In the world of meat, understanding the subtle differences between various cuts and preparations can elevate your culinary prowess. Two terms that are often used interchangeably but have nuanced distinctions are "ground meat" and "minced meat." In this guide, we'll unravel the mysteries behind these meat cuts to help you choose the right one for your culinary creations.
Ground Meat: A Versatile Option
Ground meat is a preparation method that involves taking cuts of meat, typically from the tougher portions, and passing them through a grinder to create a mixture with a granular texture. This method is often used for beef, pork, chicken, turkey, and more. Ground meat is incredibly versatile and can be used in various dishes, including burgers, meatballs, meatloaf, and chili.
Minced Meat: Finely Textured Excellence
On the other hand, minced meat is a finer-textured version of ground meat. It involves chopping meat into very small pieces, often with a knife or food processor. Minced meat is commonly used in dishes like Bolognese sauce, shepherd's pie, and traditional British minced meat pies. It offers a different mouthfeel compared to ground meat due to its finely chopped texture.
The Key Differences
Texture: The primary difference between ground meat and minced meat is their texture. Ground meat has a coarser texture, while minced meat is finely textured. Your choice depends on the desired outcome of your dish.

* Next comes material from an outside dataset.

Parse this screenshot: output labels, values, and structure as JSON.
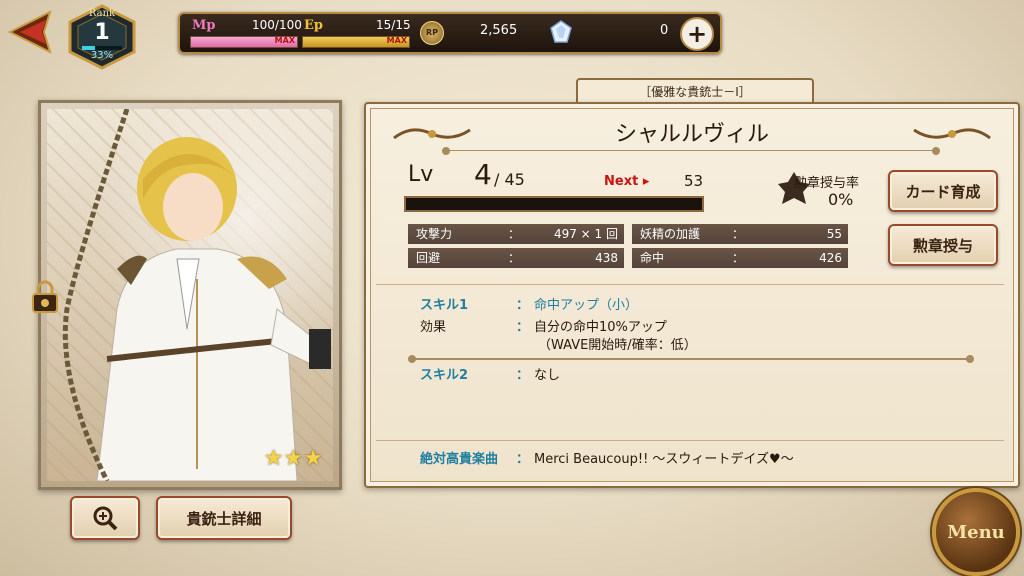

Versatility: Ground meat is incredibly versatile and can be used in a wide range of recipes, from grilling burgers to making hearty chili. Minced meat, with its finer texture, is better suited for dishes where a smoother consistency is desired.
Flavor: Both ground and minced meat can offer excellent flavor, depending on the quality of the meat used. However, minced meat's fine texture allows for better incorporation of seasonings and spices.
Preparation: Ground meat is typically processed through a grinder, while minced meat is finely chopped by hand or using a food processor.
Choosing the Right One
When selecting between ground meat and minced meat, consider your recipe's requirements. If your dish benefits from a coarser texture and you desire versatility, ground meat is the way to go. On the other hand, if a smoother consistency and finer texture are crucial for your recipe, minced meat is the better choice.
In conclusion, understanding the distinctions between ground meat and minced meat empowers you to make informed decisions in the kitchen. Whether you're crafting burgers, sauces, or meat pies, knowing which meat cut to use will enhance the quality of your culinary creations. Experiment, explore, and savor the world of meat with confidence.